Having said that, I am sure that if Congress is provided with all those data, we can help in the policy direction.
On the other hand, there is no perfect system of distribution of aid considering the number of families involved in the cash dole-out, further complicated by a less efficient database due to the late implementation of the National ID system.
Just as intelligence information can spell the difference between success and failure in my previous life in intelligence and law enforcement work, data is the key for our policy makers to make the right decisions at this critical time.
But if public figures like Prince Charles, Boris Johnson, Tom Hanks, Christopher de Leon and several of our own legislators had voluntarily and publicly declared they are or were infected, maybe it is time for the “man on the street” – the ordinary Filipinos – to do the same in order to alert those who they had interacted with to take the necessary measures, so that the infection does not spread further.
If their identities are made public voluntarily, even through their barangay bulletins, homeowners’ associations or any social media platforms available, then people who they directly got in contact with can come forward to be tested and treated if needed.
As an elected Senator of the Republic, I appeal to our citizens to practice that selfless act of responsibility to society and do our part in hastening to flatten the curve by thwarting the spread of the virus even in our own little way.
COVID-19 may not be like the Human Immunodeficiency Virus (HIV), where there is social stigma attached to the afflicted because it is sexually transmitted in most cases. Nevertheless, it does not diminish the threat that COVID-19 poses not only to those vulnerable but those around them.

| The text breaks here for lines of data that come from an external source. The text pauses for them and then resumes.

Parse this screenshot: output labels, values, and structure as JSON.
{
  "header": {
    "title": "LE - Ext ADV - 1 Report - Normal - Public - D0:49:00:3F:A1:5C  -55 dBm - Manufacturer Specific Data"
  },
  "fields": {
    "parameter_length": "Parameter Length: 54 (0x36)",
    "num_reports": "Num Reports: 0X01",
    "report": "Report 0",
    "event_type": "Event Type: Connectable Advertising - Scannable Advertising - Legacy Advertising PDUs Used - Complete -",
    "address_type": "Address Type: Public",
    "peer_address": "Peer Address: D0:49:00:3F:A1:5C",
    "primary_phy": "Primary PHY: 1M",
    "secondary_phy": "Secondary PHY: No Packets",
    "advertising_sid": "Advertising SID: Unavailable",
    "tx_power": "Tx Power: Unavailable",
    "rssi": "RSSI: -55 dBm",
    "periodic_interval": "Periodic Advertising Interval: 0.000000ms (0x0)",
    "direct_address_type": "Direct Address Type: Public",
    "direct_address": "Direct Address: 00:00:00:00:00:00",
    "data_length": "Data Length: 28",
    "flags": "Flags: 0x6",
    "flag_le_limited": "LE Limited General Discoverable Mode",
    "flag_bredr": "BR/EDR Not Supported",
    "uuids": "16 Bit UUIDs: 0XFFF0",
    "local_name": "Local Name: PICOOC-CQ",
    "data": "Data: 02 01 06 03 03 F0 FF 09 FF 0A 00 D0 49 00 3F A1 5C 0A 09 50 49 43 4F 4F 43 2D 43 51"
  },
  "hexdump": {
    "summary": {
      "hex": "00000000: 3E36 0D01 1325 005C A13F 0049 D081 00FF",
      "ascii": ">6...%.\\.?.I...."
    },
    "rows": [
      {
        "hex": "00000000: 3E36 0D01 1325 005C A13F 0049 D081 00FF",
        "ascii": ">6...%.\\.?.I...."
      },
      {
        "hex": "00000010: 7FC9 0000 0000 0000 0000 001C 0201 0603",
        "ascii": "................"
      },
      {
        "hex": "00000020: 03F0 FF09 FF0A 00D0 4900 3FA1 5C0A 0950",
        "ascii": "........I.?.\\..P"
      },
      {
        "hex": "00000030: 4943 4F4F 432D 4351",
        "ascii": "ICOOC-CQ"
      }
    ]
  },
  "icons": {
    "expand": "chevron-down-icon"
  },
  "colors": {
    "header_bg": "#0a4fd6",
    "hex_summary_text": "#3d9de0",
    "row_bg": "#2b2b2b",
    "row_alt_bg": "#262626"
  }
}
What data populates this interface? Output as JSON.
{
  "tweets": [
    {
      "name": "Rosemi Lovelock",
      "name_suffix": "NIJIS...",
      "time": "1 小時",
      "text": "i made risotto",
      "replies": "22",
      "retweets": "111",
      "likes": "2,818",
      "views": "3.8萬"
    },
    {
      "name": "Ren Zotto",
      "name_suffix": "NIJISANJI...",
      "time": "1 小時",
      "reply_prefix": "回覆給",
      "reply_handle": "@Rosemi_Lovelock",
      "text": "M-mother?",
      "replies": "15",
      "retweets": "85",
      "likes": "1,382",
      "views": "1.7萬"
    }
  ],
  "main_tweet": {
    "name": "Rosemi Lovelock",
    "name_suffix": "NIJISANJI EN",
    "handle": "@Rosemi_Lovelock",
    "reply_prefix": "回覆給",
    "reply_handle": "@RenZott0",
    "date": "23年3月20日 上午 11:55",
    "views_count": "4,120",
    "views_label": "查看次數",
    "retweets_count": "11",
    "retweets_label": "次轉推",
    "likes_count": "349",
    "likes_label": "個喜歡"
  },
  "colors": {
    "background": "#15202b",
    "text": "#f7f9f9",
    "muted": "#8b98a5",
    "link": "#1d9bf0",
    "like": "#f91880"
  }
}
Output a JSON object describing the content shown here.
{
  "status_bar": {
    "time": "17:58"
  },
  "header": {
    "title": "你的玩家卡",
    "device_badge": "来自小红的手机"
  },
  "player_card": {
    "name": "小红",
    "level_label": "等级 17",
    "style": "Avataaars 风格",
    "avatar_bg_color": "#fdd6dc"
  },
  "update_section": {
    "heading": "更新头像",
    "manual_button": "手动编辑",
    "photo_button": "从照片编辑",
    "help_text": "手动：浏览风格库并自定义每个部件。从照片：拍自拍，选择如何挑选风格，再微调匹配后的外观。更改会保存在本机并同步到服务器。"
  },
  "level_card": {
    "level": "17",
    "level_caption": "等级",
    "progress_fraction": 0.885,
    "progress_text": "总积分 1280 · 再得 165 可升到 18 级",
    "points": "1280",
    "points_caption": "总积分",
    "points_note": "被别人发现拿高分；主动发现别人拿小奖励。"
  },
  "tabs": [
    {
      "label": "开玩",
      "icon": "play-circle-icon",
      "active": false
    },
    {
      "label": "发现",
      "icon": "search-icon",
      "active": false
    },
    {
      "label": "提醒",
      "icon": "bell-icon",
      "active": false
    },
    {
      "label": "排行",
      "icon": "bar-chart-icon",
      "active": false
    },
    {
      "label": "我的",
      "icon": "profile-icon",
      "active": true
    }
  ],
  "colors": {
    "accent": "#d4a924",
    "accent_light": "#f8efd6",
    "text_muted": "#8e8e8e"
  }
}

A crowd like this always evokes a strong feeling of sentimentality. Like most of you in this hall, I am certainly at the point in my life where I often turn my gaze back over the past and see if those years have really mattered — not only for myself, but for the people who have entrusted me a seat in public office, and for my country that has given me so much in my present life.
Sen. Lacson proposed institutional amendments to the P4.1-trillion national budget for 2020. These include added funding for landmark programs of the administration, such as the PhilSys (National ID) program, the Universal Health Program, and free tuition. He also sought to deduct funding from programs of agencies such as the DPWH and DoTr due to their underutilization of funds, and realign them to more worthwhile projects.
Isinulong ni Senador Panfilo Lacson na madagdagan ang pondo para sa implementasyon ng National ID, Universal Health Care at Quality Tertiary Education sa 2020, sa pamamagitan ng realignment sa ilang malalabong gastusin sa 2020 budget.
“The National ID system needs at least P5.565 billion in 2020 to cover the registration of some 14 million Filipinos and resident aliens. But the proposed 2020 budget presently allocates only P2.4 billion under the unprogrammed fund for it. This amount covers only 6.3 million Filipinos,” pagsisiwalat ng senador.
Several funded items in the P4.1-trillion proposed national budget for 2020 can be realigned to more worthwhile programs to fund three landmark laws passed under the present administration: the PhilSys Act (National ID) program, Universal Health Care Act, and the Universal Access to Quality Tertiary Education Act, Sen. Panfilo M. Lacson said.
“There are many items in the 2020 budget that can be realigned for the National ID. One of them is the National Greening Program of the Department of Environment and Natural Resources,” he said in an interview on DZMM Wednesday.